Perry Como warmed the hearts of Americans for more than 44 years of song and stage talent. His career saw him record many staple modern American tunes like “Dear Hearts and Gentle People”- a winsome anthem to home, family, and community. Mr. Como passed in 2001, but he is well remembered- as is his famous $2.9 million Long Island home.
Perry Como was a beloved American singer and actor. He recorded his well-loved discography for just over 44 years under the RCA record label.

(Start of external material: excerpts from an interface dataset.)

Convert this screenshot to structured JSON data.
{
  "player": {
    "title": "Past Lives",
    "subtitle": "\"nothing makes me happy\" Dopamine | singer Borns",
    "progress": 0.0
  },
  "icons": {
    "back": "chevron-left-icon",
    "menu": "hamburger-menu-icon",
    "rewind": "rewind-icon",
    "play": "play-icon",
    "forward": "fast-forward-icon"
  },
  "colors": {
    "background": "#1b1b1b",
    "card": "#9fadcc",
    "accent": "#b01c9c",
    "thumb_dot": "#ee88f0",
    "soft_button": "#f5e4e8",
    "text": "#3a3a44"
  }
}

He sold millions of records and was the creator of a weekly musical variety show.
He won five Emmys throughout his career and shared a Peabody award with his friend and partner Jackie Gleason which they won in 1956. “Mr. C,” as he was popularly called during the peak of his long career, died in May of 2001. Since then, the Como family has held on to his Long Island home.

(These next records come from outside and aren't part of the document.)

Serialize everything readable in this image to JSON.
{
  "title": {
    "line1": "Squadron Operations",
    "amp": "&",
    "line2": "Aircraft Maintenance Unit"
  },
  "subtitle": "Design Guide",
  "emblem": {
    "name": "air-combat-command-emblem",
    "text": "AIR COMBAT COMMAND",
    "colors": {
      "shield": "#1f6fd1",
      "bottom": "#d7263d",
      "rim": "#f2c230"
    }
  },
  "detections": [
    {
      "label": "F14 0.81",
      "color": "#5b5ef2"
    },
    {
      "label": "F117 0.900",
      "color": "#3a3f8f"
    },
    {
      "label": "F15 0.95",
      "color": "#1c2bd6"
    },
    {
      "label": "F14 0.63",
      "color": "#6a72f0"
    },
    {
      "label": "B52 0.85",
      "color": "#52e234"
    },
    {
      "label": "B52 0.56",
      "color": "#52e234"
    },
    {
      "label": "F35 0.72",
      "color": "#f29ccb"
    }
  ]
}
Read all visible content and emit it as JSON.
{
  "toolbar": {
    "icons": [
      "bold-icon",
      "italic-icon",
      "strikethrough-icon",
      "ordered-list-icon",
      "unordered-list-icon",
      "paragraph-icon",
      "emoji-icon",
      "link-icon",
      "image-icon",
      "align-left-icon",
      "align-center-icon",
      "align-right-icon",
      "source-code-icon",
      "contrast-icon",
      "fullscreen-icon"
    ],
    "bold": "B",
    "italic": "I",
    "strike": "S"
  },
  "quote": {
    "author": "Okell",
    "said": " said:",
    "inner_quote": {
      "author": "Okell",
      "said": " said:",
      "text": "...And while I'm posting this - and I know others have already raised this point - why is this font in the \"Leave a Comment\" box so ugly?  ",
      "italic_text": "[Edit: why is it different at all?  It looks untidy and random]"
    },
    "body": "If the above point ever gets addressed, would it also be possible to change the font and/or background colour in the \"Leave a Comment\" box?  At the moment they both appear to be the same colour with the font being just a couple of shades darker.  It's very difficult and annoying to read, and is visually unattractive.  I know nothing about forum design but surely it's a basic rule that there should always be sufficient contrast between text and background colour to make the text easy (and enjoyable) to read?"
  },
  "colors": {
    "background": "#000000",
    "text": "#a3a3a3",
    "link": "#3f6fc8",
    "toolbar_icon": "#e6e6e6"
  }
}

All photos are used with permission from TopTenRealEstateDeals.com
The Como family has now placed the home, appraised at $2.9 million, on the market for sale. The home features an enormous 15-car driveway, a “Hollywood-style” cabana and swimming pool, five bathrooms and six bedrooms. It is a 4,732 square foot monument to a time when America dreamed big, lived big and enjoyed the glory of having successfully made it through the horrors of World War II by the skin of its collective teeth.
Stepping into the family room, we see classic American style furniture, curvaceous, wooden, quilted, and made complete with the presence of a grand piano just off to one side. On the coffee table stands the bust of a “comedy” mask which looks like something we might see between takes on the Red Skelton Show.

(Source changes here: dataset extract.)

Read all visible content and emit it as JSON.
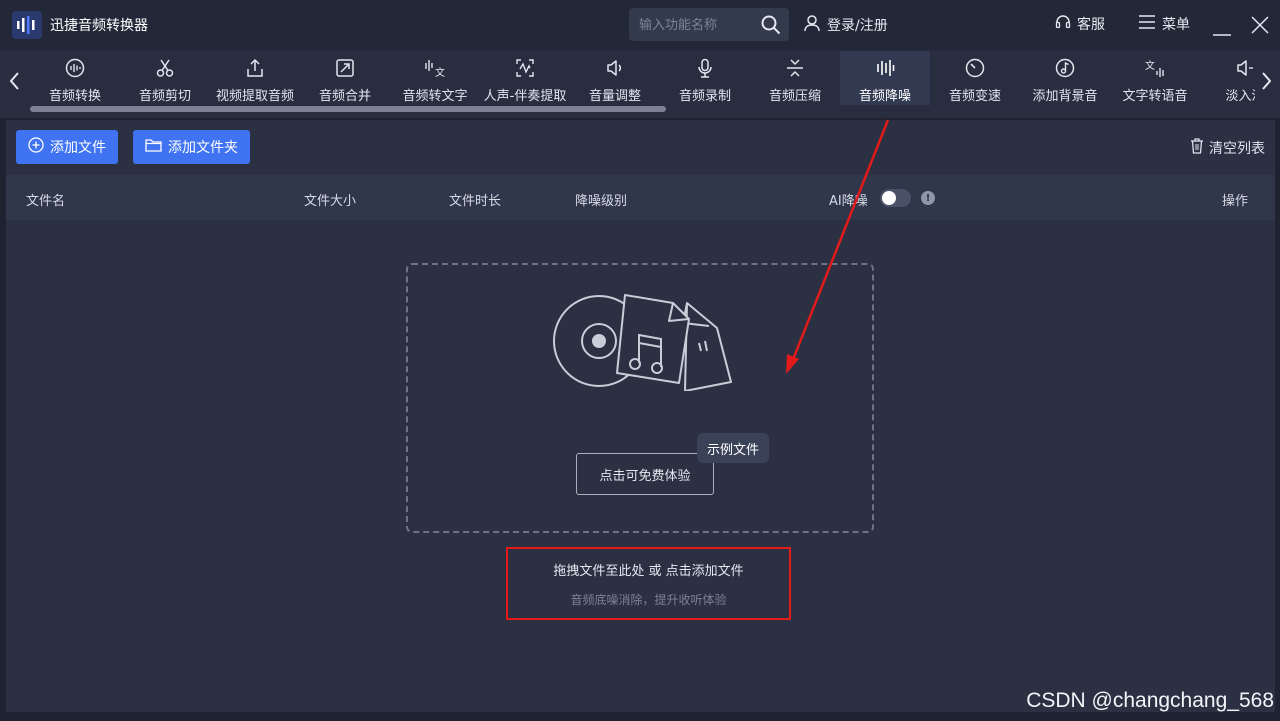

There is no TV in this room- but there’s a place for just about any shade of conversation, a chess set stands at the foot of a large bay window- and dare we say- a feeling of unmitigated wholesomeness. Leading out of the living room is an arched doorway leading to a curved stairwell that is enticing, to say the least.
Should one manage to resist the allure of the stairwell, we can step to the left and find yet another living room- this one quite a bit more modern than the last. The contrast between the two rooms is somewhat like stepping from the 1950s into the 1960s- a time shift that could be said to typify Como’s illustrious career.
This room is larger, more open and dominated by more contemporary-looking leather furniture. A large glass coffee table stands in the center, suggesting that this room is more adult-oriented than the last.
The doorway between the two rooms is a large wood-trimmed arch with a single, heavy beam of stained maple at the top.
Off to the side, neatly tucked away, is a small office with a large but simple work desk, a steel lamp, and a large bookshelf for a backdrop. The office is finished in woodwork with ambient lighting from the ceiling.
In a marked departure from the lightheartedness of the rooms we’ve seen so far, there is a long, narrow dining area with shining hardwood floors, muted gray-blue walls and a long table topped with beige marble.
The rest of the home is finished in cheery, white-painted wood, light-friendly windows- and exudes all the charm that its former owner was famous for.
Photo Credit: Douglas Elliman